» **Task objective**:
Could you write out the records exactly as they are given?

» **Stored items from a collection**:
--- START ---

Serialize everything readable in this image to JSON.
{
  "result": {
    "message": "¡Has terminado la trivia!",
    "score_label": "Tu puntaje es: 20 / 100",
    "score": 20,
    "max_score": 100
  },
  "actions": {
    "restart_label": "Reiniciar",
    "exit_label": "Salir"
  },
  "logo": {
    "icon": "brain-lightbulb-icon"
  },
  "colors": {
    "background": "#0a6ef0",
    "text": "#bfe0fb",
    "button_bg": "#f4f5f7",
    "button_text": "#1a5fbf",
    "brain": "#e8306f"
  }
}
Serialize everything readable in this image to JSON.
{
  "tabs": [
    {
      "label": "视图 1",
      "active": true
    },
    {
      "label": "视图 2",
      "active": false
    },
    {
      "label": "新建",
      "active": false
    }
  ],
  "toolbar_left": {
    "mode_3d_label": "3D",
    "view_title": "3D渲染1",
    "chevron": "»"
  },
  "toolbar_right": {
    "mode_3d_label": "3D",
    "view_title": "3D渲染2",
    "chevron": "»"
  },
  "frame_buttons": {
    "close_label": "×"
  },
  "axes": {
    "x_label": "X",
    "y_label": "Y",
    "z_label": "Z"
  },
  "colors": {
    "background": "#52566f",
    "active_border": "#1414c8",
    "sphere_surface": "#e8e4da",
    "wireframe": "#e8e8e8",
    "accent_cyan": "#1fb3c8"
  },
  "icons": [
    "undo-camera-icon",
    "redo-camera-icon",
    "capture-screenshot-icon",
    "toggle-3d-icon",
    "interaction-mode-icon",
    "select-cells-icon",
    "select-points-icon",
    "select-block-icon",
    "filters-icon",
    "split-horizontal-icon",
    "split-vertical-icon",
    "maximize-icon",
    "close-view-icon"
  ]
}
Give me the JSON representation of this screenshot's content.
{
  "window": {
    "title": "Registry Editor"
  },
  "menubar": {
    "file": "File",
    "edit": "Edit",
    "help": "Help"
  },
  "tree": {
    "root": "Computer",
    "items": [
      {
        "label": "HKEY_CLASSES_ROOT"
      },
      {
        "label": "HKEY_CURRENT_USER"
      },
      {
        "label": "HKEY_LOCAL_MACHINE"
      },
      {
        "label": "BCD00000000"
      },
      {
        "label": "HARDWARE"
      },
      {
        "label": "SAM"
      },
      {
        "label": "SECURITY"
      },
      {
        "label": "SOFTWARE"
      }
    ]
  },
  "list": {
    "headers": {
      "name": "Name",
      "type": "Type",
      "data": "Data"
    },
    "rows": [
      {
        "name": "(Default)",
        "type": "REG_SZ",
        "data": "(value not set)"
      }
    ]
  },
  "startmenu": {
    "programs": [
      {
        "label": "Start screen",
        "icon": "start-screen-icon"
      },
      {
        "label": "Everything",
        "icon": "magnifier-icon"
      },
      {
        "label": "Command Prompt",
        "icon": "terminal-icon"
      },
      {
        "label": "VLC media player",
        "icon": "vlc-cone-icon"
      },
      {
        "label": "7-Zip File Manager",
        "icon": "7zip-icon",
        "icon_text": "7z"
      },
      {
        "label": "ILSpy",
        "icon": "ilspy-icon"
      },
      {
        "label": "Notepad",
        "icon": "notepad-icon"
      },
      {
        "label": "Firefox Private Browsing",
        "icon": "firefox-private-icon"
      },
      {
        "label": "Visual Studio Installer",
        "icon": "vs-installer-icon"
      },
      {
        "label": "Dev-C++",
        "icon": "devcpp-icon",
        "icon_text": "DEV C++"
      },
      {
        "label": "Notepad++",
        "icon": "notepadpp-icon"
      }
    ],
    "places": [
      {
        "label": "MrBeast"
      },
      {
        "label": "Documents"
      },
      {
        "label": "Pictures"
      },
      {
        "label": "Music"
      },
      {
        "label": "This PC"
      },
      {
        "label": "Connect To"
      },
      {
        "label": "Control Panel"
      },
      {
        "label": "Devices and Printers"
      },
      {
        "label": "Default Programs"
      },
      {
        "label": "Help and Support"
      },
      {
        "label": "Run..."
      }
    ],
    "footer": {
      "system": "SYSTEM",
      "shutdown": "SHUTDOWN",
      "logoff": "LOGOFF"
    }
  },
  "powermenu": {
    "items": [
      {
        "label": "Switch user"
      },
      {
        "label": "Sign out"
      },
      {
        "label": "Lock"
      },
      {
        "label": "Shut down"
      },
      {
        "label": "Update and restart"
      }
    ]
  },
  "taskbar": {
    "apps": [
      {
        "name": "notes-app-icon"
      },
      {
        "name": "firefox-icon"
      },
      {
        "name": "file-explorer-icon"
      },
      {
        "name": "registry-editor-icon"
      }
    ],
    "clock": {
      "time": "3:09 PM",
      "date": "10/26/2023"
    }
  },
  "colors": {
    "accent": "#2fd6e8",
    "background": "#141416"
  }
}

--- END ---

» **Result below**:
Serialize everything readable in this image to JSON.
{
  "result": {
    "message": "¡Has terminado la trivia!",
    "score_label": "Tu puntaje es: 20 / 100",
    "score": 20,
    "max_score": 100
  },
  "actions": {
    "restart_label": "Reiniciar",
    "exit_label": "Salir"
  },
  "logo": {
    "icon": "brain-lightbulb-icon"
  },
  "colors": {
    "background": "#0a6ef0",
    "text": "#bfe0fb",
    "button_bg": "#f4f5f7",
    "button_text": "#1a5fbf",
    "brain": "#e8306f"
  }
}
Serialize everything readable in this image to JSON.
{
  "tabs": [
    {
      "label": "视图 1",
      "active": true
    },
    {
      "label": "视图 2",
      "active": false
    },
    {
      "label": "新建",
      "active": false
    }
  ],
  "toolbar_left": {
    "mode_3d_label": "3D",
    "view_title": "3D渲染1",
    "chevron": "»"
  },
  "toolbar_right": {
    "mode_3d_label": "3D",
    "view_title": "3D渲染2",
    "chevron": "»"
  },
  "frame_buttons": {
    "close_label": "×"
  },
  "axes": {
    "x_label": "X",
    "y_label": "Y",
    "z_label": "Z"
  },
  "colors": {
    "background": "#52566f",
    "active_border": "#1414c8",
    "sphere_surface": "#e8e4da",
    "wireframe": "#e8e8e8",
    "accent_cyan": "#1fb3c8"
  },
  "icons": [
    "undo-camera-icon",
    "redo-camera-icon",
    "capture-screenshot-icon",
    "toggle-3d-icon",
    "interaction-mode-icon",
    "select-cells-icon",
    "select-points-icon",
    "select-block-icon",
    "filters-icon",
    "split-horizontal-icon",
    "split-vertical-icon",
    "maximize-icon",
    "close-view-icon"
  ]
}
Give me the JSON representation of this screenshot's content.
{
  "window": {
    "title": "Registry Editor"
  },
  "menubar": {
    "file": "File",
    "edit": "Edit",
    "help": "Help"
  },
  "tree": {
    "root": "Computer",
    "items": [
      {
        "label": "HKEY_CLASSES_ROOT"
      },
      {
        "label": "HKEY_CURRENT_USER"
      },
      {
        "label": "HKEY_LOCAL_MACHINE"
      },
      {
        "label": "BCD00000000"
      },
      {
        "label": "HARDWARE"
      },
      {
        "label": "SAM"
      },
      {
        "label": "SECURITY"
      },
      {
        "label": "SOFTWARE"
      }
    ]
  },
  "list": {
    "headers": {
      "name": "Name",
      "type": "Type",
      "data": "Data"
    },
    "rows": [
      {
        "name": "(Default)",
        "type": "REG_SZ",
        "data": "(value not set)"
      }
    ]
  },
  "startmenu": {
    "programs": [
      {
        "label": "Start screen",
        "icon": "start-screen-icon"
      },
      {
        "label": "Everything",
        "icon": "magnifier-icon"
      },
      {
        "label": "Command Prompt",
        "icon": "terminal-icon"
      },
      {
        "label": "VLC media player",
        "icon": "vlc-cone-icon"
      },
      {
        "label": "7-Zip File Manager",
        "icon": "7zip-icon",
        "icon_text": "7z"
      },
      {
        "label": "ILSpy",
        "icon": "ilspy-icon"
      },
      {
        "label": "Notepad",
        "icon": "notepad-icon"
      },
      {
        "label": "Firefox Private Browsing",
        "icon": "firefox-private-icon"
      },
      {
        "label": "Visual Studio Installer",
        "icon": "vs-installer-icon"
      },
      {
        "label": "Dev-C++",
        "icon": "devcpp-icon",
        "icon_text": "DEV C++"
      },
      {
        "label": "Notepad++",
        "icon": "notepadpp-icon"
      }
    ],
    "places": [
      {
        "label": "MrBeast"
      },
      {
        "label": "Documents"
      },
      {
        "label": "Pictures"
      },
      {
        "label": "Music"
      },
      {
        "label": "This PC"
      },
      {
        "label": "Connect To"
      },
      {
        "label": "Control Panel"
      },
      {
        "label": "Devices and Printers"
      },
      {
        "label": "Default Programs"
      },
      {
        "label": "Help and Support"
      },
      {
        "label": "Run..."
      }
    ],
    "footer": {
      "system": "SYSTEM",
      "shutdown": "SHUTDOWN",
      "logoff": "LOGOFF"
    }
  },
  "powermenu": {
    "items": [
      {
        "label": "Switch user"
      },
      {
        "label": "Sign out"
      },
      {
        "label": "Lock"
      },
      {
        "label": "Shut down"
      },
      {
        "label": "Update and restart"
      }
    ]
  },
  "taskbar": {
    "apps": [
      {
        "name": "notes-app-icon"
      },
      {
        "name": "firefox-icon"
      },
      {
        "name": "file-explorer-icon"
      },
      {
        "name": "registry-editor-icon"
      }
    ],
    "clock": {
      "time": "3:09 PM",
      "date": "10/26/2023"
    }
  },
  "colors": {
    "accent": "#2fd6e8",
    "background": "#141416"
  }
}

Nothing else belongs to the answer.